By early May, the project had slimmed down from 650 participating merchants to 450. And though 91,000 cards had been distributed to the area's 100,000 Chase and Citi customers, sales via smart cards totaled just $700,000 in nine months. For their part, project reps say lessons learned so far are being applied to the pilot, as they weigh customer-loyalty programs to boost traffic, work to make the system easier for merchants to use, and try to keep awareness of the project high in the target area. Other positives include demonstrating the ability of the slightly different VisaCash and Mondex products to function together. In short, they say, the technology works.
OPEN WINDOW? Tom Kilcoyne, vice-president for software at VeriFone, which makes smart-card readers, sees a parallel between the negative reaction in the New York pilot test and an earlier test at the 1996 Atlanta Olympics. "In Atlanta people said, 'Whoa! Smart cards didn't take off,'" he says. "But they need to add a word, 'overnight,' to the end of that sentence.... We think there is a window of three to five years for really mass adoption."
Will the Internet be the key to opening that window?
But, here too, despite a spate of white papers, press releases, and working groups, few smart-card applications have made it to computer-users' desktops. Still, some big players are starting to get the pieces in place: Hewlett-Packard acquired VeriFone last April and has since announced a keyboard with a built-in card reader. Microsoft delivered a smart-card development kit in August of '97, so that Windows developers could begin allowing for smart-card interaction with their programs. The latest versions of both Microsoft Internet Explorer and Netscape Communicator provide some support for smart-card-based authentication, as will Windows NT 5.0 when it debuts.
Also, the Network Computer specification (championed by Apple, IBM, Netscape, Oracle, and Sun) outlines a common smart-card interface for NCs, and a December, 1997, decree by the PC/SC Workgroup (numbering IBM, MS, and Sun among its members) does the same for PCs. Microsoft's WebTV set-top device has space allocated for a smart-card reader, but it's currently left vacant on shipping units.
Though card-reader components themselves are relatively inexpensive, PC manufacturers, contending with thin margins and fierce competition, are hesitant to add costs before they see clear consumer demand -- continuing the chicken-and-egg curse smart cards can't seem to shake.
EARLY ADOPTERS. Corporate America may lend a hand here. "There are lots of applications for smart card-based security within the enterprise," says Jupiter's Vanderbilt. More flexible office arrangements, and an increased emphasis on network security, might have you logging into a different computer every morning with your smart card. "If corporations are willing to adopt it first, it can then get pushed out to consumers," adds Vanderbilt. Forrester Research agrees, figuring that corporate PCs will sprout readers over the next couple of years, with smart-card-enabled PCs penetrating the consumer market in significant numbers by 2002.

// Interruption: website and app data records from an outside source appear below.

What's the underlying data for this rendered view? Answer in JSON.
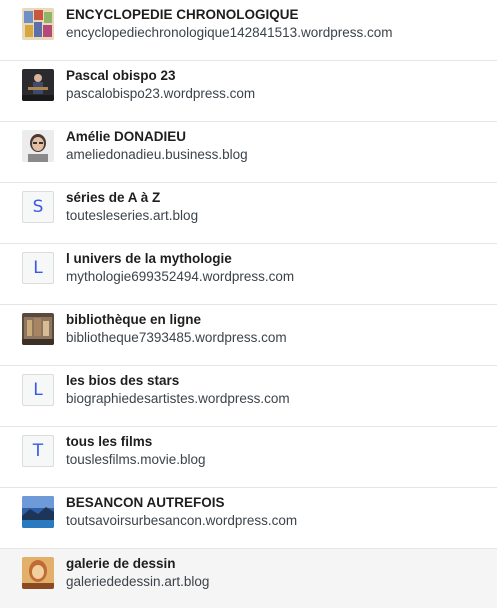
{
  "sites": [
    {
      "title": "ENCYCLOPEDIE CHRONOLOGIQUE",
      "url": "encyclopediechronologique142841513.wordpress.com",
      "thumb": "image",
      "thumb_name": "encyclopedie-thumbnail"
    },
    {
      "title": "Pascal obispo 23",
      "url": "pascalobispo23.wordpress.com",
      "thumb": "image",
      "thumb_name": "guitarist-thumbnail"
    },
    {
      "title": "Amélie DONADIEU",
      "url": "ameliedonadieu.business.blog",
      "thumb": "image",
      "thumb_name": "portrait-thumbnail"
    },
    {
      "title": "séries de A à Z",
      "url": "toutesleseries.art.blog",
      "thumb": "letter",
      "letter": "S"
    },
    {
      "title": "l univers de la mythologie",
      "url": "mythologie699352494.wordpress.com",
      "thumb": "letter",
      "letter": "L"
    },
    {
      "title": "bibliothèque en ligne",
      "url": "bibliotheque7393485.wordpress.com",
      "thumb": "image",
      "thumb_name": "library-thumbnail"
    },
    {
      "title": "les bios des stars",
      "url": "biographiedesartistes.wordpress.com",
      "thumb": "letter",
      "letter": "L"
    },
    {
      "title": "tous les films",
      "url": "touslesfilms.movie.blog",
      "thumb": "letter",
      "letter": "T"
    },
    {
      "title": "BESANCON AUTREFOIS",
      "url": "toutsavoirsurbesancon.wordpress.com",
      "thumb": "image",
      "thumb_name": "landscape-thumbnail"
    },
    {
      "title": "galerie de dessin",
      "url": "galeriededessin.art.blog",
      "thumb": "image",
      "thumb_name": "drawing-thumbnail"
    }
  ],
  "colors": {
    "letter_accent": "#3858e9",
    "selected_row_bg": "#f5f5f5"
  }
}
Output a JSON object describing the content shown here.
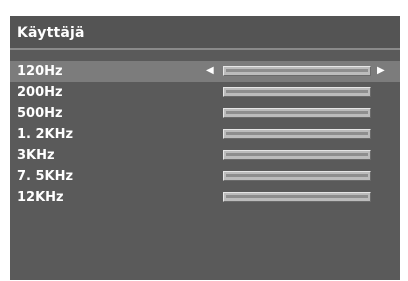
{
  "menu": {
    "title": "Käyttäjä",
    "arrows": {
      "left": "◀",
      "right": "▶"
    },
    "selected_index": 0,
    "bands": [
      {
        "label": "120Hz",
        "level": 0.5
      },
      {
        "label": "200Hz",
        "level": 0.5
      },
      {
        "label": "500Hz",
        "level": 0.5
      },
      {
        "label": "1. 2KHz",
        "level": 0.5
      },
      {
        "label": "3KHz",
        "level": 0.5
      },
      {
        "label": "7. 5KHz",
        "level": 0.5
      },
      {
        "label": "12KHz",
        "level": 0.5
      }
    ]
  }
}
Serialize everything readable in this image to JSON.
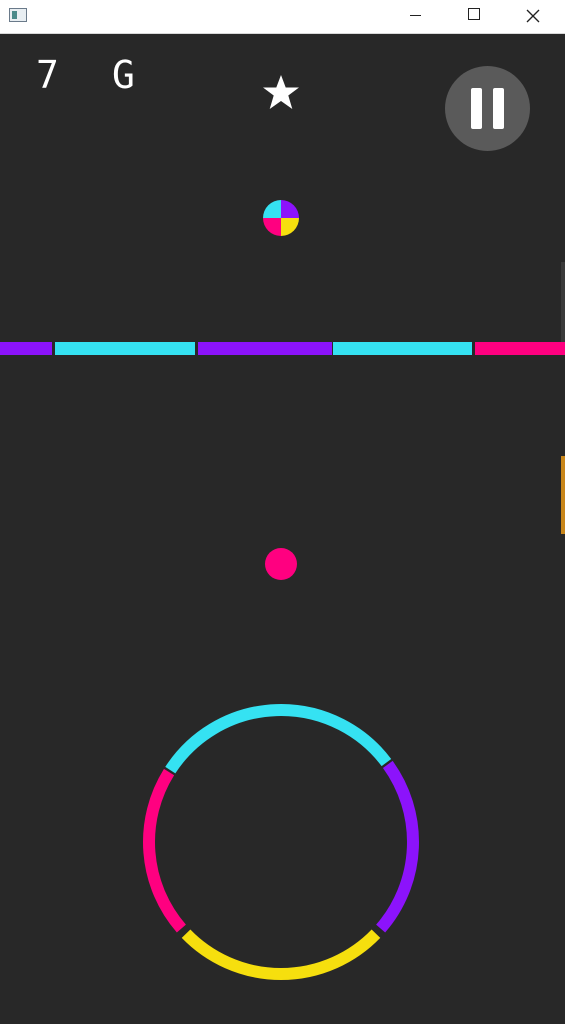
{
  "window": {
    "minimize_icon": "minimize-icon",
    "maximize_icon": "maximize-icon",
    "close_icon": "close-icon"
  },
  "hud": {
    "score": "7",
    "gems": "G",
    "star_icon": "star-icon",
    "pause_icon": "pause-icon"
  },
  "colors": {
    "background": "#282828",
    "cyan": "#35E2F2",
    "purple": "#8C13FB",
    "pink": "#FF0080",
    "yellow": "#F6DF0E",
    "pause_bg": "#5A5A5A"
  },
  "player": {
    "color": "pink"
  },
  "color_switcher": {
    "quadrants": [
      "cyan",
      "purple",
      "pink",
      "yellow"
    ]
  },
  "obstacles": {
    "bar_segments": [
      "purple",
      "cyan",
      "purple",
      "cyan",
      "pink"
    ],
    "ring_arcs": [
      "cyan",
      "purple",
      "yellow",
      "pink"
    ]
  }
}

But, "payment systems take a long time to develop and evolve," says the SCIA's Cunningham. And skeptics figure that smart cards won't start catching on in the U.S. until around the turn of the century. Forrester, with a fairly conservative take, predicts that some 4.7 million smart cards will be in circulation in the U.S. in 2002, up from 429,000 in 1997. However, that 4.7 million is still a fraction, less than 2%, of the number of ATM cards that will be in circulation in the U.S. by then.
Says VeriFone's Kilcoyne: "If you're in the smart-card business, you learn to celebrate small victories." You learn patience, too.
Updated June 11, 1998 by bwwebmaster
Copyright 1998, Bloomberg L.P.